SDTs receive pension and taxation concessions which would not otherwise be available if the assets were personally gifted to, or inherited by, the person suffering from the disability or condition.
A person may be eligible for an SDT:
Where the person has attained the age of 16 years:
- They suffer from a disability;
- They are unable to work more than seven hours per week;
- Their level of impairment would qualify them for a Disability Support or Department of Veterans’ Affairs Pension; and
- The disability would, if the person had a sole carer, qualify the carer for a Carer Payment or Allowance or they are living in a facility or group home where Commonwealth, State or Territory funded care is provided under a funding agreement.
Where the person has not attained the age of 16 years:
- They suffer from a severe disability or medical condition;
- They have a carer with a qualifying rating of “intense” under the Disability Care Load Assessment Determination;
- Their treating health professional has certified in writing that they will require care for more than six months and, resultantly, that care is required to be provided by a specific number of practitioners;
- Their carer has certified in writing that they anticipate the person’s care level will need to be maintained or increased in the future.
It may be beneficial to establish an SDT during one’s lifetime so assets can be gifted to the SDT during their lifetime, taking advantage of tax concessions on the gifting of such assets (up to the value of $500,000.00). Establishing an SDT during one’s lifetime also ensures the assets are held by the Trust and therefore do not fall within the assets test of the person with the disability or condition, thereby preserving their pension.
Where the person suffering from the disability or condition is quite young and they are unlikely to receive significant assets for some time, there may be little benefit in establishing an SDT during their lifetime.

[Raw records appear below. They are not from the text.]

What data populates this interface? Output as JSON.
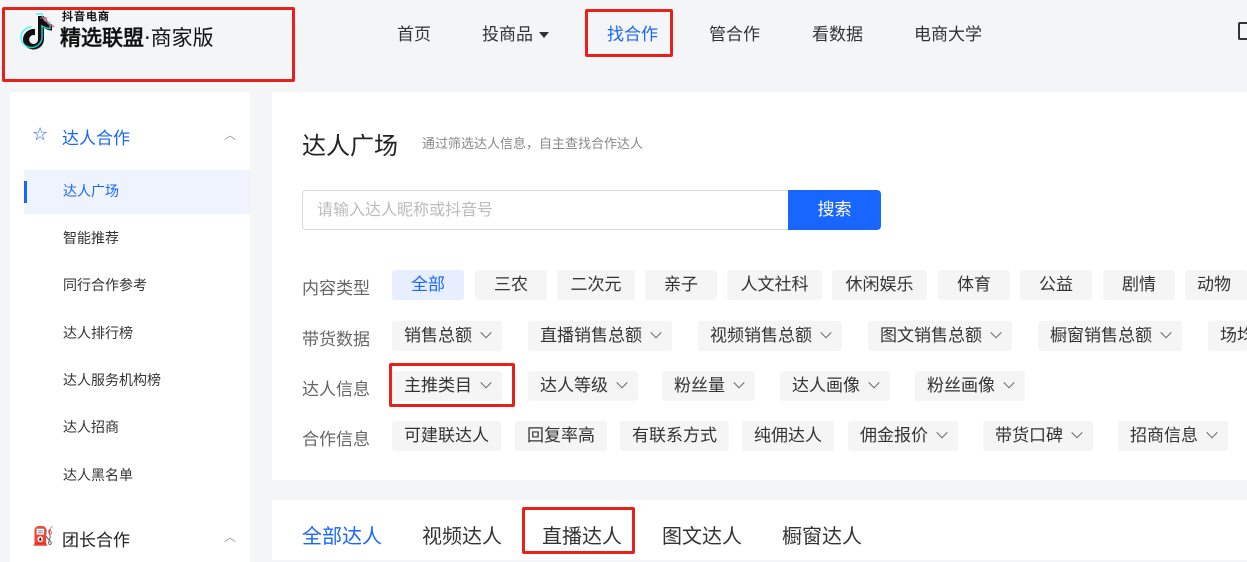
{
  "logo": {
    "small_text": "抖音电商",
    "title": "精选联盟",
    "subtitle": "·商家版"
  },
  "nav": {
    "items": [
      {
        "label": "首页"
      },
      {
        "label": "投商品"
      },
      {
        "label": "找合作"
      },
      {
        "label": "管合作"
      },
      {
        "label": "看数据"
      },
      {
        "label": "电商大学"
      }
    ],
    "active": "找合作"
  },
  "sidebar": {
    "group1": {
      "label": "达人合作",
      "icon": "star-icon"
    },
    "items": [
      {
        "label": "达人广场"
      },
      {
        "label": "智能推荐"
      },
      {
        "label": "同行合作参考"
      },
      {
        "label": "达人排行榜"
      },
      {
        "label": "达人服务机构榜"
      },
      {
        "label": "达人招商"
      },
      {
        "label": "达人黑名单"
      }
    ],
    "group2": {
      "label": "团长合作",
      "icon": "team-icon"
    }
  },
  "main": {
    "title": "达人广场",
    "description": "通过筛选达人信息，自主查找合作达人",
    "search": {
      "placeholder": "请输入达人昵称或抖音号",
      "button": "搜索"
    },
    "filters": {
      "content_type": {
        "label": "内容类型",
        "options": [
          "全部",
          "三农",
          "二次元",
          "亲子",
          "人文社科",
          "休闲娱乐",
          "体育",
          "公益",
          "剧情",
          "动物"
        ]
      },
      "sales_data": {
        "label": "带货数据",
        "options": [
          "销售总额",
          "直播销售总额",
          "视频销售总额",
          "图文销售总额",
          "橱窗销售总额",
          "场均"
        ]
      },
      "talent_info": {
        "label": "达人信息",
        "options": [
          "主推类目",
          "达人等级",
          "粉丝量",
          "达人画像",
          "粉丝画像"
        ]
      },
      "coop_info": {
        "label": "合作信息",
        "options": [
          "可建联达人",
          "回复率高",
          "有联系方式",
          "纯佣达人",
          "佣金报价",
          "带货口碑",
          "招商信息"
        ]
      }
    }
  },
  "tabs": [
    "全部达人",
    "视频达人",
    "直播达人",
    "图文达人",
    "橱窗达人"
  ],
  "colors": {
    "accent": "#1966ff",
    "highlight": "#e8201a"
  }
}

Instead, an SDT can be established under the terms of someone’s Will (ordinarily a parent’s Will), thereby ensuring assets they inherit at a future time are not inherited personally. This ensures any pension they may be in receipt of at that future time can be maintained at the same level.

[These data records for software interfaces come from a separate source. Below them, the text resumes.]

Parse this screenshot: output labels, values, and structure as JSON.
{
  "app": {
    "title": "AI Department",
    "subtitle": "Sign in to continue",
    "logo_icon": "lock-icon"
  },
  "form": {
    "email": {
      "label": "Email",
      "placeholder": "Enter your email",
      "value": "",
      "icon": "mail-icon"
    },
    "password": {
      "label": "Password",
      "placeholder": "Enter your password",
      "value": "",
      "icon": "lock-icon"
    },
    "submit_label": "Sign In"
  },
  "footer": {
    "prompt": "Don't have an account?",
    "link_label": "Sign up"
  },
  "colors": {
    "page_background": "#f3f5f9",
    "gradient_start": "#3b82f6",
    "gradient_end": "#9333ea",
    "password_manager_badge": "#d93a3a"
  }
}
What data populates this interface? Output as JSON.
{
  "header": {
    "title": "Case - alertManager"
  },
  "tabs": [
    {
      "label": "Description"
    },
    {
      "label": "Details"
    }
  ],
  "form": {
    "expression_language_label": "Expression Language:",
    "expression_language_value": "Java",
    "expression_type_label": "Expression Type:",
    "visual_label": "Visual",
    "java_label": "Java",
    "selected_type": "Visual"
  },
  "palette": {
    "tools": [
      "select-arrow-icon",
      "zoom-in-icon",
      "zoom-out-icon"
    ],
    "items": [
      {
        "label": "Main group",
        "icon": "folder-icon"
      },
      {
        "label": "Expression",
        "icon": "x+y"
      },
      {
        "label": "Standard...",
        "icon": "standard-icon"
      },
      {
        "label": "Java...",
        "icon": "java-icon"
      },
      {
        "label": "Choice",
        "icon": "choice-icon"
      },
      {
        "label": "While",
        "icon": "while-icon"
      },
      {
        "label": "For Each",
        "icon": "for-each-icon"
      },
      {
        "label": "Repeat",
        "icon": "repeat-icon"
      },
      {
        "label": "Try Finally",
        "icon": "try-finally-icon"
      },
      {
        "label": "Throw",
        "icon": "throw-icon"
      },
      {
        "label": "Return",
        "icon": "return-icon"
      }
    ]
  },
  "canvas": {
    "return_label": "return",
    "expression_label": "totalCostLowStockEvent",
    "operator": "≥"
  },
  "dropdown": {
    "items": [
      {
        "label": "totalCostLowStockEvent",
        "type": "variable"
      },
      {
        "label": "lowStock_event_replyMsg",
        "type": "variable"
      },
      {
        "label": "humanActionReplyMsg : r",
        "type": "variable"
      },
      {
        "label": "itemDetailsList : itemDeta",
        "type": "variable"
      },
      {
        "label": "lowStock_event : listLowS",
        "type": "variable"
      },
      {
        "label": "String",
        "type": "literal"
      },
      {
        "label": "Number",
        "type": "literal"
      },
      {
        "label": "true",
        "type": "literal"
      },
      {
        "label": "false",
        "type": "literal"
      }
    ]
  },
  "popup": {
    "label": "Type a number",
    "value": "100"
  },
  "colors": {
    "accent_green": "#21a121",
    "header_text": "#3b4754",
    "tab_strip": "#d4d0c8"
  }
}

An SDT must have only one beneficiary, being the person suffering from the disability or condition, and can only be established by an immediate family member (i.e. parents, guardians, grandparents and siblings) or a carer. The assets held by the SDT are intended to be applied towards the ongoing and reasonable care and accommodation expenses of the beneficiary and the appropriate management of the SDT, and the funds held therein, can be guaranteed by selecting an appropriate and trusted Trustee (i.e. “controller”) for the Trust.

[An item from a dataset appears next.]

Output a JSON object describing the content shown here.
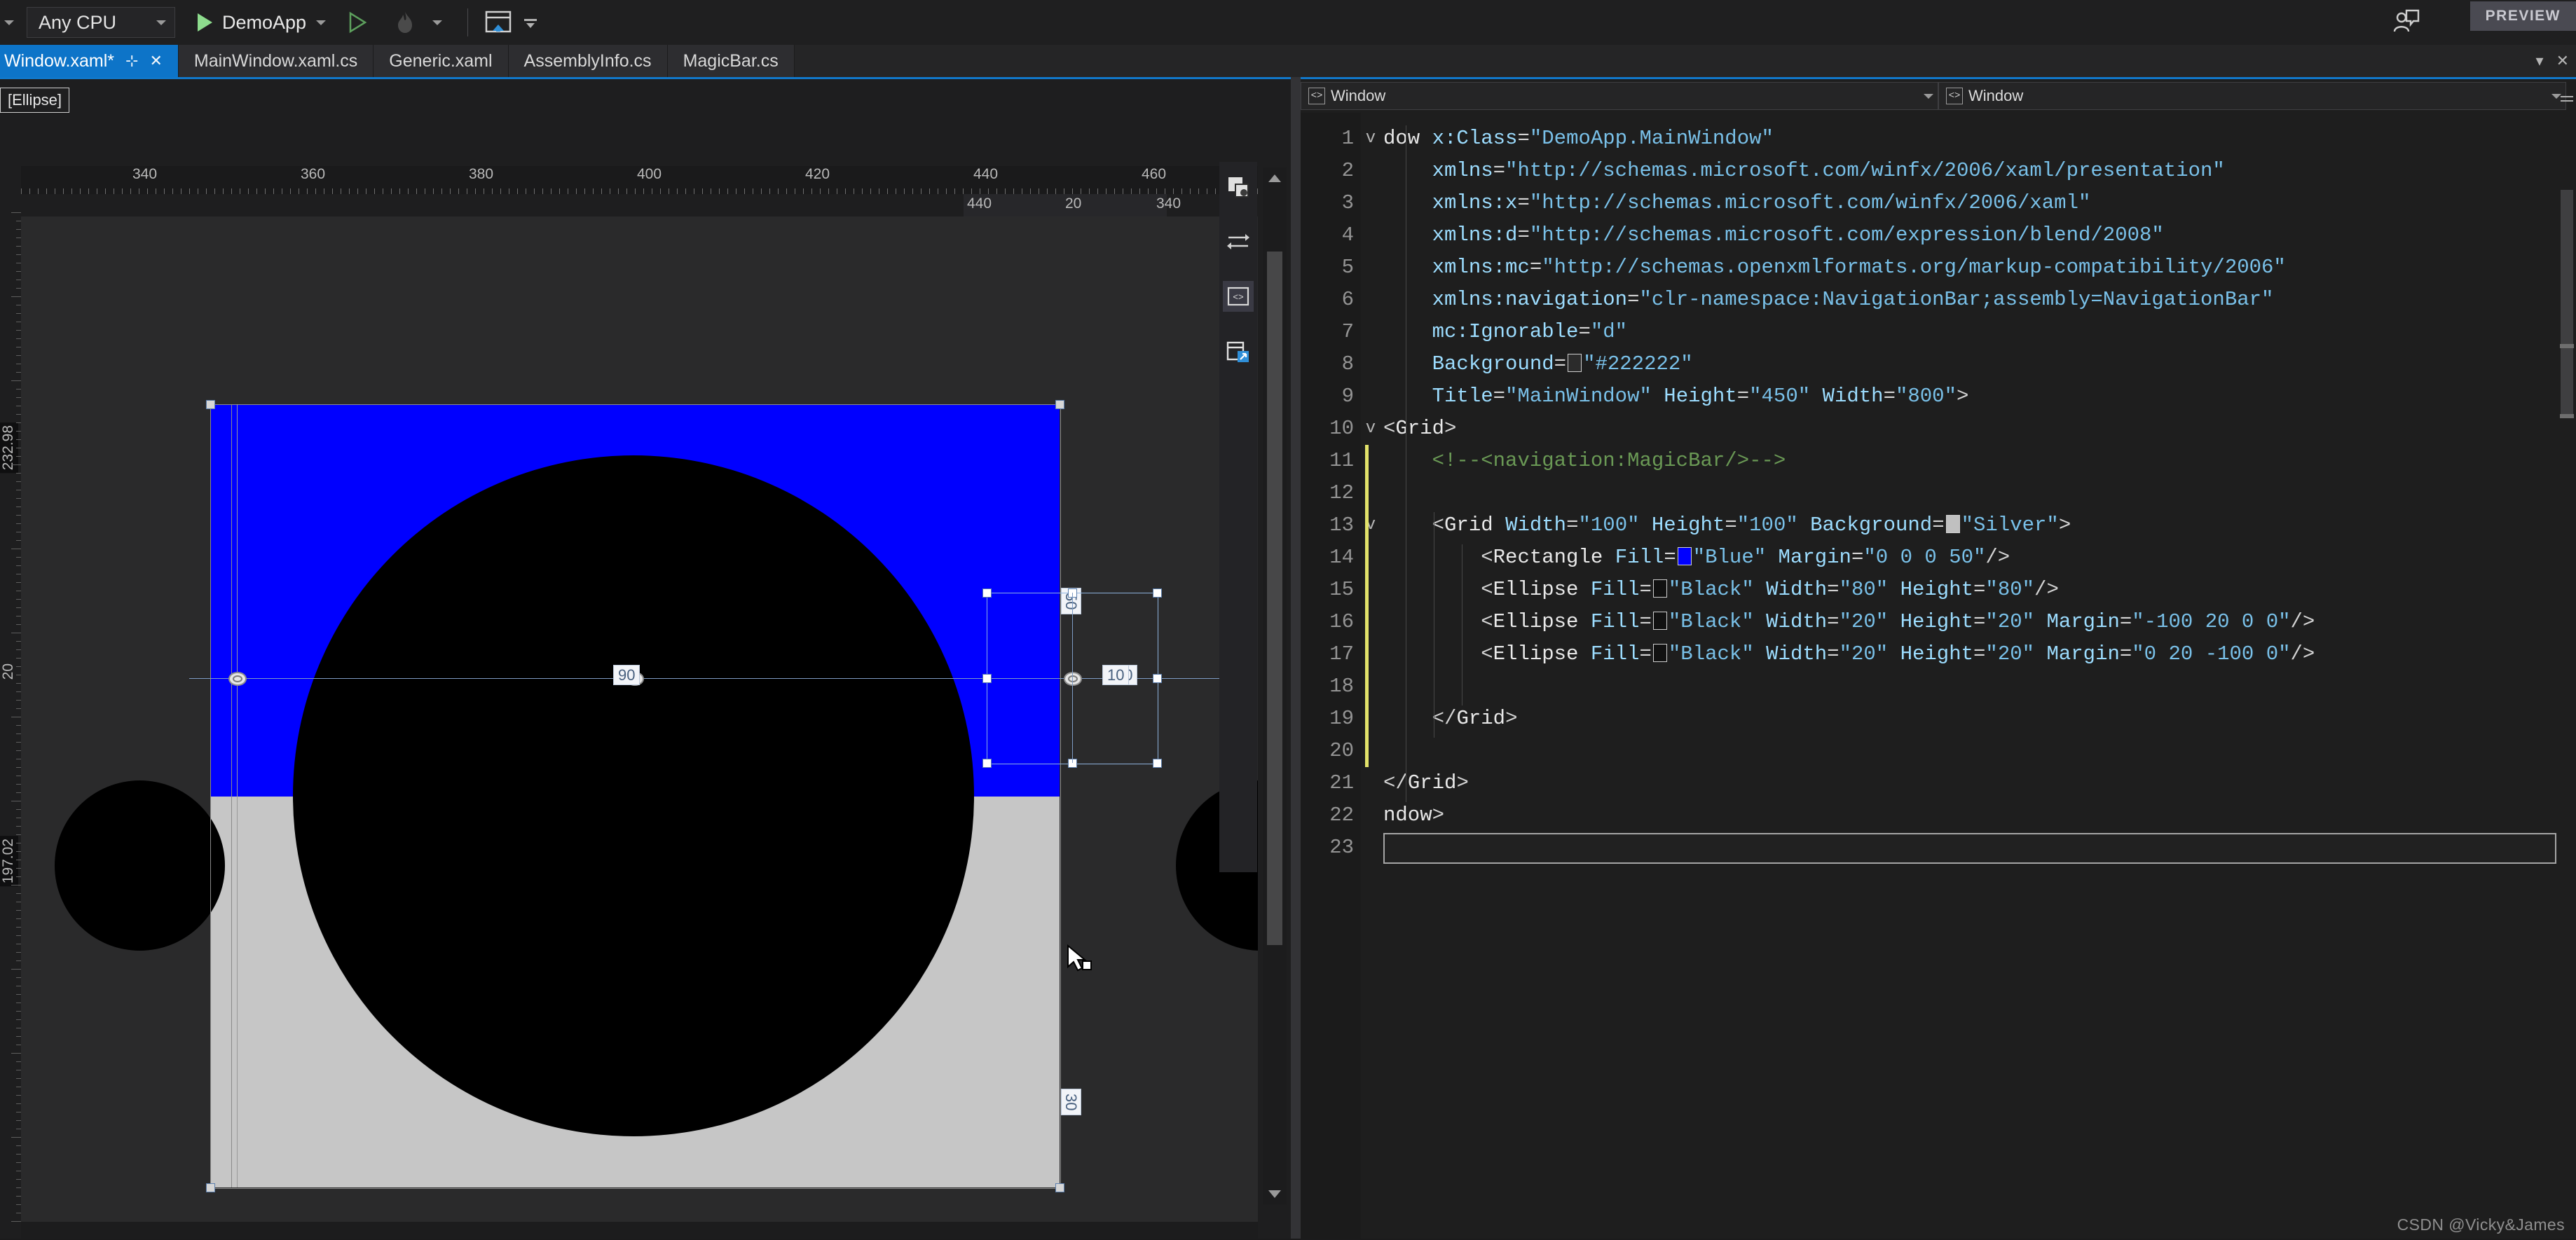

At Coulter Roache, we understand that laws change regularly and as such, the definitions and eligibility criteria for an SDT are likely to change over time. We prepare our Wills, SDTs and Trust Deeds by anticipating these changes and ensuring documentation is adaptable regardless of changing laws.
We also acknowledge that a person’s circumstances may change over time and we build mechanisms into our Wills to ensure if an SDT is not appropriate or a person is not eligible for an SDT at a future time, assets continue to pass to beneficiaries (particularly those suffering from a disability or condition) in a tax effective way, and those assets are appropriately managed by people you choose and trust.